━━━ Source material ━━━

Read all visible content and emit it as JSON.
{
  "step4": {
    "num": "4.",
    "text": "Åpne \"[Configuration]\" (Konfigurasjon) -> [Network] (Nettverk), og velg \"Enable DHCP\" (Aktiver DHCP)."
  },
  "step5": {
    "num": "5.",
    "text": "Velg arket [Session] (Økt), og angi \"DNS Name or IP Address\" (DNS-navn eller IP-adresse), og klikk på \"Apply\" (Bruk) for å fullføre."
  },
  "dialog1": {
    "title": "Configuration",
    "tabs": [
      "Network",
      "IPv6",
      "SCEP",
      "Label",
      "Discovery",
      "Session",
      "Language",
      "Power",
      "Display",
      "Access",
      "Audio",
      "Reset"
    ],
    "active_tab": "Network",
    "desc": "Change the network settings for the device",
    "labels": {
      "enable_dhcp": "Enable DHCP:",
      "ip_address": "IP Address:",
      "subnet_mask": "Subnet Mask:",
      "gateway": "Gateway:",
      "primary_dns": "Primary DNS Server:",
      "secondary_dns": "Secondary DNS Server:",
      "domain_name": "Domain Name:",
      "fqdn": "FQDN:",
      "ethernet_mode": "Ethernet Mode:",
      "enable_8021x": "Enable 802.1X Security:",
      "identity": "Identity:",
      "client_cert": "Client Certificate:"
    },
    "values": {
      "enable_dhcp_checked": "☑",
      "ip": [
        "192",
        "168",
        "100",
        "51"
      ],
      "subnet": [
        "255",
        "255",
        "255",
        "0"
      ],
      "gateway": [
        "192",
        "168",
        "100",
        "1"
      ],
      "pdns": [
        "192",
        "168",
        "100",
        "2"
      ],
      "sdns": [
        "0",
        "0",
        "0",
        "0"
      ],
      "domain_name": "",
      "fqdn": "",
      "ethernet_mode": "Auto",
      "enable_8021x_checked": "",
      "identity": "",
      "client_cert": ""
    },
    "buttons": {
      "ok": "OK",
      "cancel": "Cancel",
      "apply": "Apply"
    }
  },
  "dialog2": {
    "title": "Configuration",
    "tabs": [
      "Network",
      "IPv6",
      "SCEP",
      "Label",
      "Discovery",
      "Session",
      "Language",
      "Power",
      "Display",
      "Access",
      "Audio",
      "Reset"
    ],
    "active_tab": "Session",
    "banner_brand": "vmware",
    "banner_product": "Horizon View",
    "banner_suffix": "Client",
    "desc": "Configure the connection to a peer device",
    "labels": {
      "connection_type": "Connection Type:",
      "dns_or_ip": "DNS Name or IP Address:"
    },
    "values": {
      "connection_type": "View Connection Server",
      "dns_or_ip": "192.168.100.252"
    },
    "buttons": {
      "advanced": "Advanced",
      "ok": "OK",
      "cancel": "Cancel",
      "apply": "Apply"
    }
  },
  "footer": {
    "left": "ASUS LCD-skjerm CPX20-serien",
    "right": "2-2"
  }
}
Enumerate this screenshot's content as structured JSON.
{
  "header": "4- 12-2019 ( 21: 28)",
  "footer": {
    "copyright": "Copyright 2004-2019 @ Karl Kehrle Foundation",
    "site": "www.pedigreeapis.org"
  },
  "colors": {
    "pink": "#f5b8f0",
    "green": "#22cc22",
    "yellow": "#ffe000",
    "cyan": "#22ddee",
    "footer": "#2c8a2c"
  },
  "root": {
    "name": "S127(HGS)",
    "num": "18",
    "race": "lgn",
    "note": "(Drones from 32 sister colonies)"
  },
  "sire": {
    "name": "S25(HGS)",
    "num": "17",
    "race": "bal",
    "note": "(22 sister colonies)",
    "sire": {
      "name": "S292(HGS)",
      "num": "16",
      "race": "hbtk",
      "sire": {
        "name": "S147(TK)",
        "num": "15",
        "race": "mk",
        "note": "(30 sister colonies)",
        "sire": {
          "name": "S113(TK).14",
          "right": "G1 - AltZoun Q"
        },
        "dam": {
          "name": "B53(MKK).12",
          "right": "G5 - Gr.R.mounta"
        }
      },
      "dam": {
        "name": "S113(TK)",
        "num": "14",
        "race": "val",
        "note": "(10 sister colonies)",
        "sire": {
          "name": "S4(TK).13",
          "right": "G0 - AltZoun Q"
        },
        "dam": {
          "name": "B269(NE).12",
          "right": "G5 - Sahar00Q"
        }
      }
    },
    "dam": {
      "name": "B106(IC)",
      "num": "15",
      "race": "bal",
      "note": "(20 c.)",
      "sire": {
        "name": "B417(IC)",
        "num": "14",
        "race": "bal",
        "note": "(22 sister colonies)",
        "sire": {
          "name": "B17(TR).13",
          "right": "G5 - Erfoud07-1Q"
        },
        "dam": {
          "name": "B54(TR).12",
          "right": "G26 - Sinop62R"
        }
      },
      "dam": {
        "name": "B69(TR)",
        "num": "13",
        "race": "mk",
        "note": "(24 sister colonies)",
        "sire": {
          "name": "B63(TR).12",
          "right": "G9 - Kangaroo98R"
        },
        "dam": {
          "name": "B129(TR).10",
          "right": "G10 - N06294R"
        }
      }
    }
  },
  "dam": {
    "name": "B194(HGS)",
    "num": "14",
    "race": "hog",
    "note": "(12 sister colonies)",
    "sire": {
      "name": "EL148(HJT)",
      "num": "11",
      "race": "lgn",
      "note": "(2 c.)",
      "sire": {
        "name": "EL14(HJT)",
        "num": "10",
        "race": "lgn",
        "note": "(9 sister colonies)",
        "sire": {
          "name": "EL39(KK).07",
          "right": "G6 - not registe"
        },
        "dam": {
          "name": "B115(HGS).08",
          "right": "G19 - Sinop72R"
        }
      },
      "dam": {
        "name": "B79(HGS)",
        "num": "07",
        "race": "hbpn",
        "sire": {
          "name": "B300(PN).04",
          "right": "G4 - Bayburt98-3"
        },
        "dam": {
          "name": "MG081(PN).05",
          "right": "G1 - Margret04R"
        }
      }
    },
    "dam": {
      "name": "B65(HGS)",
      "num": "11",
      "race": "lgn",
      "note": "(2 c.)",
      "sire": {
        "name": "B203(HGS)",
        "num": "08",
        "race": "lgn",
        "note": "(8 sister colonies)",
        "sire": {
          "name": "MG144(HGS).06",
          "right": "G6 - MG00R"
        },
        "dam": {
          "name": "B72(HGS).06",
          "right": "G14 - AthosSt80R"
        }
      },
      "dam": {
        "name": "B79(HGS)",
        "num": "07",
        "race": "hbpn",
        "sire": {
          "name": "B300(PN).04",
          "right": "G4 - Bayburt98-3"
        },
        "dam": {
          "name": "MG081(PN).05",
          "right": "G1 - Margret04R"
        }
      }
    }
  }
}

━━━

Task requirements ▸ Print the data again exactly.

Answer to the problem ▸
Read all visible content and emit it as JSON.
{
  "step4": {
    "num": "4.",
    "text": "Åpne \"[Configuration]\" (Konfigurasjon) -> [Network] (Nettverk), og velg \"Enable DHCP\" (Aktiver DHCP)."
  },
  "step5": {
    "num": "5.",
    "text": "Velg arket [Session] (Økt), og angi \"DNS Name or IP Address\" (DNS-navn eller IP-adresse), og klikk på \"Apply\" (Bruk) for å fullføre."
  },
  "dialog1": {
    "title": "Configuration",
    "tabs": [
      "Network",
      "IPv6",
      "SCEP",
      "Label",
      "Discovery",
      "Session",
      "Language",
      "Power",
      "Display",
      "Access",
      "Audio",
      "Reset"
    ],
    "active_tab": "Network",
    "desc": "Change the network settings for the device",
    "labels": {
      "enable_dhcp": "Enable DHCP:",
      "ip_address": "IP Address:",
      "subnet_mask": "Subnet Mask:",
      "gateway": "Gateway:",
      "primary_dns": "Primary DNS Server:",
      "secondary_dns": "Secondary DNS Server:",
      "domain_name": "Domain Name:",
      "fqdn": "FQDN:",
      "ethernet_mode": "Ethernet Mode:",
      "enable_8021x": "Enable 802.1X Security:",
      "identity": "Identity:",
      "client_cert": "Client Certificate:"
    },
    "values": {
      "enable_dhcp_checked": "☑",
      "ip": [
        "192",
        "168",
        "100",
        "51"
      ],
      "subnet": [
        "255",
        "255",
        "255",
        "0"
      ],
      "gateway": [
        "192",
        "168",
        "100",
        "1"
      ],
      "pdns": [
        "192",
        "168",
        "100",
        "2"
      ],
      "sdns": [
        "0",
        "0",
        "0",
        "0"
      ],
      "domain_name": "",
      "fqdn": "",
      "ethernet_mode": "Auto",
      "enable_8021x_checked": "",
      "identity": "",
      "client_cert": ""
    },
    "buttons": {
      "ok": "OK",
      "cancel": "Cancel",
      "apply": "Apply"
    }
  },
  "dialog2": {
    "title": "Configuration",
    "tabs": [
      "Network",
      "IPv6",
      "SCEP",
      "Label",
      "Discovery",
      "Session",
      "Language",
      "Power",
      "Display",
      "Access",
      "Audio",
      "Reset"
    ],
    "active_tab": "Session",
    "banner_brand": "vmware",
    "banner_product": "Horizon View",
    "banner_suffix": "Client",
    "desc": "Configure the connection to a peer device",
    "labels": {
      "connection_type": "Connection Type:",
      "dns_or_ip": "DNS Name or IP Address:"
    },
    "values": {
      "connection_type": "View Connection Server",
      "dns_or_ip": "192.168.100.252"
    },
    "buttons": {
      "advanced": "Advanced",
      "ok": "OK",
      "cancel": "Cancel",
      "apply": "Apply"
    }
  },
  "footer": {
    "left": "ASUS LCD-skjerm CPX20-serien",
    "right": "2-2"
  }
}
Enumerate this screenshot's content as structured JSON.
{
  "header": "4- 12-2019 ( 21: 28)",
  "footer": {
    "copyright": "Copyright 2004-2019 @ Karl Kehrle Foundation",
    "site": "www.pedigreeapis.org"
  },
  "colors": {
    "pink": "#f5b8f0",
    "green": "#22cc22",
    "yellow": "#ffe000",
    "cyan": "#22ddee",
    "footer": "#2c8a2c"
  },
  "root": {
    "name": "S127(HGS)",
    "num": "18",
    "race": "lgn",
    "note": "(Drones from 32 sister colonies)"
  },
  "sire": {
    "name": "S25(HGS)",
    "num": "17",
    "race": "bal",
    "note": "(22 sister colonies)",
    "sire": {
      "name": "S292(HGS)",
      "num": "16",
      "race": "hbtk",
      "sire": {
        "name": "S147(TK)",
        "num": "15",
        "race": "mk",
        "note": "(30 sister colonies)",
        "sire": {
          "name": "S113(TK).14",
          "right": "G1 - AltZoun Q"
        },
        "dam": {
          "name": "B53(MKK).12",
          "right": "G5 - Gr.R.mounta"
        }
      },
      "dam": {
        "name": "S113(TK)",
        "num": "14",
        "race": "val",
        "note": "(10 sister colonies)",
        "sire": {
          "name": "S4(TK).13",
          "right": "G0 - AltZoun Q"
        },
        "dam": {
          "name": "B269(NE).12",
          "right": "G5 - Sahar00Q"
        }
      }
    },
    "dam": {
      "name": "B106(IC)",
      "num": "15",
      "race": "bal",
      "note": "(20 c.)",
      "sire": {
        "name": "B417(IC)",
        "num": "14",
        "race": "bal",
        "note": "(22 sister colonies)",
        "sire": {
          "name": "B17(TR).13",
          "right": "G5 - Erfoud07-1Q"
        },
        "dam": {
          "name": "B54(TR).12",
          "right": "G26 - Sinop62R"
        }
      },
      "dam": {
        "name": "B69(TR)",
        "num": "13",
        "race": "mk",
        "note": "(24 sister colonies)",
        "sire": {
          "name": "B63(TR).12",
          "right": "G9 - Kangaroo98R"
        },
        "dam": {
          "name": "B129(TR).10",
          "right": "G10 - N06294R"
        }
      }
    }
  },
  "dam": {
    "name": "B194(HGS)",
    "num": "14",
    "race": "hog",
    "note": "(12 sister colonies)",
    "sire": {
      "name": "EL148(HJT)",
      "num": "11",
      "race": "lgn",
      "note": "(2 c.)",
      "sire": {
        "name": "EL14(HJT)",
        "num": "10",
        "race": "lgn",
        "note": "(9 sister colonies)",
        "sire": {
          "name": "EL39(KK).07",
          "right": "G6 - not registe"
        },
        "dam": {
          "name": "B115(HGS).08",
          "right": "G19 - Sinop72R"
        }
      },
      "dam": {
        "name": "B79(HGS)",
        "num": "07",
        "race": "hbpn",
        "sire": {
          "name": "B300(PN).04",
          "right": "G4 - Bayburt98-3"
        },
        "dam": {
          "name": "MG081(PN).05",
          "right": "G1 - Margret04R"
        }
      }
    },
    "dam": {
      "name": "B65(HGS)",
      "num": "11",
      "race": "lgn",
      "note": "(2 c.)",
      "sire": {
        "name": "B203(HGS)",
        "num": "08",
        "race": "lgn",
        "note": "(8 sister colonies)",
        "sire": {
          "name": "MG144(HGS).06",
          "right": "G6 - MG00R"
        },
        "dam": {
          "name": "B72(HGS).06",
          "right": "G14 - AthosSt80R"
        }
      },
      "dam": {
        "name": "B79(HGS)",
        "num": "07",
        "race": "hbpn",
        "sire": {
          "name": "B300(PN).04",
          "right": "G4 - Bayburt98-3"
        },
        "dam": {
          "name": "MG081(PN).05",
          "right": "G1 - Margret04R"
        }
      }
    }
  }
}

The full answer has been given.